John Sharry, Irish Times Newspaper, November 3rd 2012

Source: Solution Talk

More information available from Tusla.

If you want to explore more Key Messages to support your parenting see

Fifty Key Messages – Is your child affected by bullying?

(From Tusla’s parenting24seven website – link below)

Bullying is the repeated abuse of a child by one or several other children or adults. Incidences of bullying need to be taken very seriously. Your child will need lots of support if they are being bullied or if they have been accused of bullying themselves.

1. Look out for signs that your child is being affected by bullying, for example:

  • Being withdrawn
  • Not sleeping
  • Not eating
  • Not wanting to play with their friends
  • Being more ‘clingy’ than usual
  • Overly anxious

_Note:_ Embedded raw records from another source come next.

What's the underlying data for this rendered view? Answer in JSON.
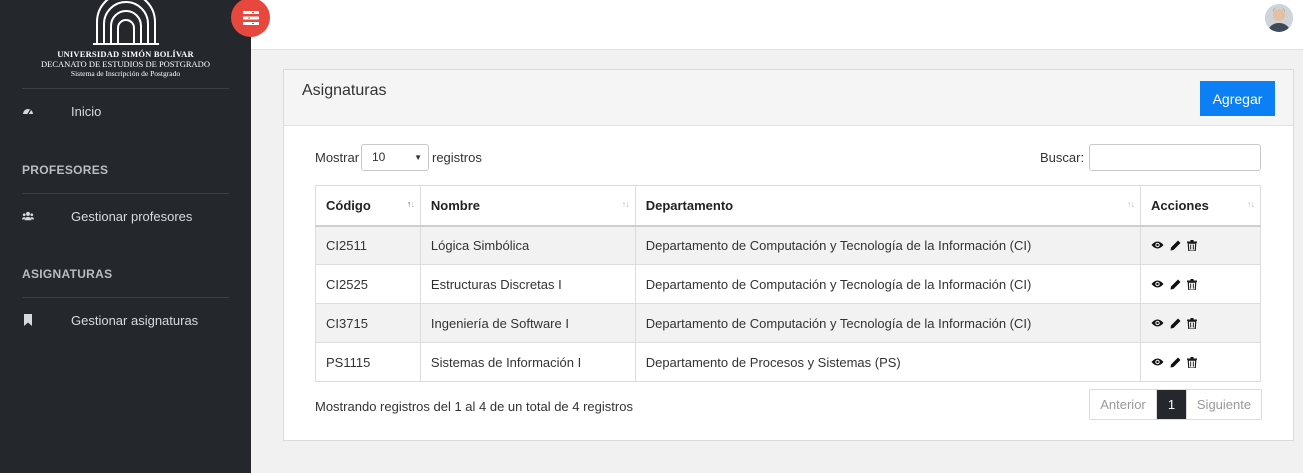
{
  "brand": {
    "line1": "UNIVERSIDAD SIMÓN BOLÍVAR",
    "line2": "DECANATO DE ESTUDIOS DE POSTGRADO",
    "line3": "Sistema de Inscripción de Postgrado"
  },
  "sidebar": {
    "home": {
      "label": "Inicio",
      "icon": "dashboard-icon"
    },
    "sections": [
      {
        "title": "PROFESORES",
        "items": [
          {
            "label": "Gestionar profesores",
            "icon": "users-icon"
          }
        ]
      },
      {
        "title": "ASIGNATURAS",
        "items": [
          {
            "label": "Gestionar asignaturas",
            "icon": "bookmark-icon"
          }
        ]
      }
    ]
  },
  "panel": {
    "title": "Asignaturas",
    "add_label": "Agregar"
  },
  "controls": {
    "show_label": "Mostrar",
    "page_size": "10",
    "records_label": "registros",
    "search_label": "Buscar:",
    "search_value": ""
  },
  "table": {
    "columns": [
      "Código",
      "Nombre",
      "Departamento",
      "Acciones"
    ],
    "rows": [
      {
        "codigo": "CI2511",
        "nombre": "Lógica Simbólica",
        "departamento": "Departamento de Computación y Tecnología de la Información (CI)"
      },
      {
        "codigo": "CI2525",
        "nombre": "Estructuras Discretas I",
        "departamento": "Departamento de Computación y Tecnología de la Información (CI)"
      },
      {
        "codigo": "CI3715",
        "nombre": "Ingeniería de Software I",
        "departamento": "Departamento de Computación y Tecnología de la Información (CI)"
      },
      {
        "codigo": "PS1115",
        "nombre": "Sistemas de Información I",
        "departamento": "Departamento de Procesos y Sistemas (PS)"
      }
    ]
  },
  "footer": {
    "info": "Mostrando registros del 1 al 4 de un total de 4 registros",
    "prev": "Anterior",
    "current_page": "1",
    "next": "Siguiente"
  },
  "colors": {
    "sidebar": "#24282d",
    "toggle": "#e8473d",
    "primary": "#0d7ff4"
  }
}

2. Tell your child you will take action in relation to the bullying.

3. If the bullying is happening at school, talk to the teacher and ask to see the policies and protocols that apply to bullying.

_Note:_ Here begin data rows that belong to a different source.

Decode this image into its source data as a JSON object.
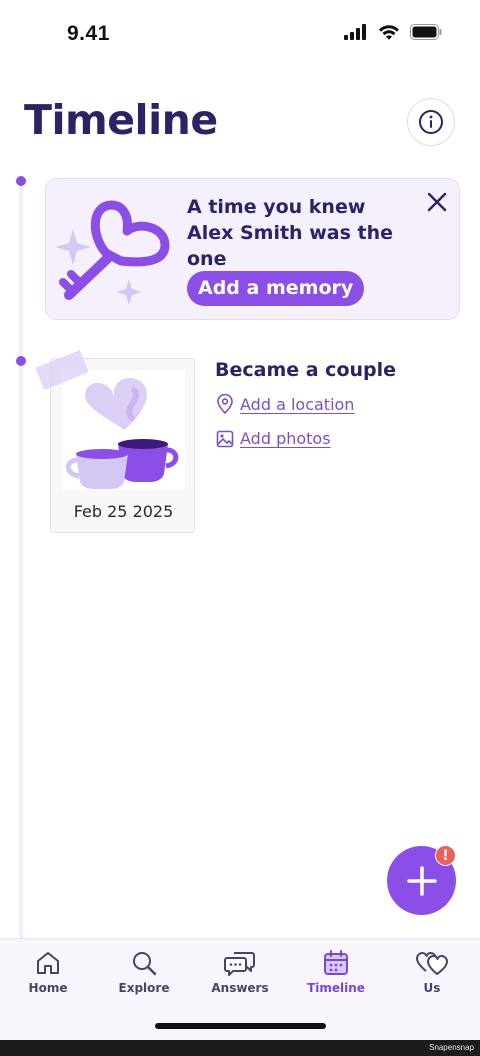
{
  "status_bar": {
    "time": "9.41"
  },
  "page": {
    "title": "Timeline"
  },
  "memory_prompt": {
    "text": "A time you knew Alex Smith was the one",
    "button_label": "Add a memory"
  },
  "event": {
    "title": "Became a couple",
    "date": "Feb 25 2025",
    "add_location_label": "Add a location",
    "add_photos_label": "Add photos"
  },
  "fab": {
    "badge": "!"
  },
  "tabs": [
    {
      "label": "Home",
      "icon": "home-icon",
      "active": false
    },
    {
      "label": "Explore",
      "icon": "search-icon",
      "active": false
    },
    {
      "label": "Answers",
      "icon": "chat-bubbles-icon",
      "active": false
    },
    {
      "label": "Timeline",
      "icon": "calendar-icon",
      "active": true
    },
    {
      "label": "Us",
      "icon": "hearts-icon",
      "active": false
    }
  ],
  "watermark": "Snapensnap",
  "colors": {
    "accent": "#8b4ee6",
    "title": "#2d2266",
    "badge": "#e8615a",
    "card_bg": "#f5f0fc"
  }
}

4. Ensure that there is a plan put in place to manage the bullying situation. Keep in touch regularly with the school and keep your child informed.

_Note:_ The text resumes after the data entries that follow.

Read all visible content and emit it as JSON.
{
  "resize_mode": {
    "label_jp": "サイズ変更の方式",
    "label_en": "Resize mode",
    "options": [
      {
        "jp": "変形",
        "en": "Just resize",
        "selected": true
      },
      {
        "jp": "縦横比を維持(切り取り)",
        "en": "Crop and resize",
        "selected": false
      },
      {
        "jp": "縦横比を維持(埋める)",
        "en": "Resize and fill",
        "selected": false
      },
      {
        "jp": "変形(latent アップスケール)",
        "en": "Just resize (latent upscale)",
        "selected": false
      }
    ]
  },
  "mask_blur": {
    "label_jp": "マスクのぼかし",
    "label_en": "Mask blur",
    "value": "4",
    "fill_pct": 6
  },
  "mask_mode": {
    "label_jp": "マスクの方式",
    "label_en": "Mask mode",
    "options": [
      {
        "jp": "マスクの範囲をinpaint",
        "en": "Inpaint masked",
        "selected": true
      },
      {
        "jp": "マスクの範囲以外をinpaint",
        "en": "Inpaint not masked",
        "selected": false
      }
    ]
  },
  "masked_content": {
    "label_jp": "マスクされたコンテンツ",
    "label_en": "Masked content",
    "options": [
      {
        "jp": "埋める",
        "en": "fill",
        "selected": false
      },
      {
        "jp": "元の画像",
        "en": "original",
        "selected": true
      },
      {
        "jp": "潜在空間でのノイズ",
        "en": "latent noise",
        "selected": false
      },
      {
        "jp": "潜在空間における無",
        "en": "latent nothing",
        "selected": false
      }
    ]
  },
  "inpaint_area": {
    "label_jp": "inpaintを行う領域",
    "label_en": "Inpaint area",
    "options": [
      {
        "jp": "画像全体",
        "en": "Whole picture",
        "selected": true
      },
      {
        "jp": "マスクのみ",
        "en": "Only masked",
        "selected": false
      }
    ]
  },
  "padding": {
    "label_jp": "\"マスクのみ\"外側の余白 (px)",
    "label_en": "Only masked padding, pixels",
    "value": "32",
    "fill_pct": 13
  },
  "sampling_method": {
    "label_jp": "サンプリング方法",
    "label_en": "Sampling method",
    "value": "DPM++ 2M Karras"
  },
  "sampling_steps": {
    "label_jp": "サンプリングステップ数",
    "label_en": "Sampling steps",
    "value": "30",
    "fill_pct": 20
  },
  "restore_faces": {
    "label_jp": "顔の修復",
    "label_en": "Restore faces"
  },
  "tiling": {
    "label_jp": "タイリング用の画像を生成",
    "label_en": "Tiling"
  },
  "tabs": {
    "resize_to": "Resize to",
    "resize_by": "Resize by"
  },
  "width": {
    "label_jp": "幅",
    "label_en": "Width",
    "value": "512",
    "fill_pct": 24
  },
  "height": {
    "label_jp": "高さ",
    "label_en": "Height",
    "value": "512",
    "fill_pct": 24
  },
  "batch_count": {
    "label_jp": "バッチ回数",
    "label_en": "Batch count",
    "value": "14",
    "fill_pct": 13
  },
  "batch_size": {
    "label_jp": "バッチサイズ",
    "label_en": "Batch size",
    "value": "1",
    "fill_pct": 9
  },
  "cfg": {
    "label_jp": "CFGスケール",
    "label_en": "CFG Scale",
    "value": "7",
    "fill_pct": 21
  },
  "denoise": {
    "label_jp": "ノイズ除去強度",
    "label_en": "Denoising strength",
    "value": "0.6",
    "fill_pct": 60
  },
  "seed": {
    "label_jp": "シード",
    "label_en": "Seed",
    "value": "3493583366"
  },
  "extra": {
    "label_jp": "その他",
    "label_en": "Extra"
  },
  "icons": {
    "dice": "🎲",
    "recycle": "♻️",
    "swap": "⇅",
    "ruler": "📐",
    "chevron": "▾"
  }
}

See also:

For more Key Messages check out

Bullying and Cyberbullying

Bullying has become an increasingly common issue among young people.  Once you become aware that your son/daughter is being bullied then it should be addressed for the safety and welfare of the young person.  Likewise if your son/daughter is the bully it needs to be addressed and stopped.  There are lots of websites available that provide helpful tips and resources for you as a parent.

Foróige Against Bullying (F.A.B.) programme explores issues of bullying and support young people to develop the skills needed to deal to with bullying. After completing the programme young people will be able to recognise and deal with bullying behaviour in a positive way.

For more information contact Susan McLoughlin 086 6064291

Useful Link:

Cyberbullying & Internet Safety

A 2015 survey revealed that one in four Irish teenagers have experienced cyberbullying.  This form of bullying can have a particularly devastating effect on young people, and due to the nature of it young people often feel like there is no escape from it.  It can take place in many different ways and across many different platforms such as by text, e-mail, Facebook, Snapchat and other social media sites and apps.

It can be difficult to know if your child is being cyber-bullied, or is bullying someone else online as there are often no witnesses to the bullying.  There is however some signs that parents/guardians can look out for so a possible issue can be addressed.  If your child seems nervous or distressed when they receive a text, instant message etc, or depressed after spending time online or on their phone, and if they become reluctant to socialise or leave the house.

With so many new apps and websites appearing all the time it can be hard to keep up, but there are some tips to minimise the risk.  Place the family computer in an open area in your home, openly discuss privacy settings with your young people, make sure their online profiles don’t include any personal information, and monitor their internet use.  The most important thing is to have an open dialogue about internet safety and cyberbullying, and to make sure they know they can ask for help if they need it.

Donegal Youth Service offer one-to-one support for young people and parents who have concerns about cyberbullying and internet safety, as well as seminars and age appropriate workshops for young people, schools, youth groups, teachers and parents.  For more information contact Gareth Gibson, Youth Information Manager on 074 91 29630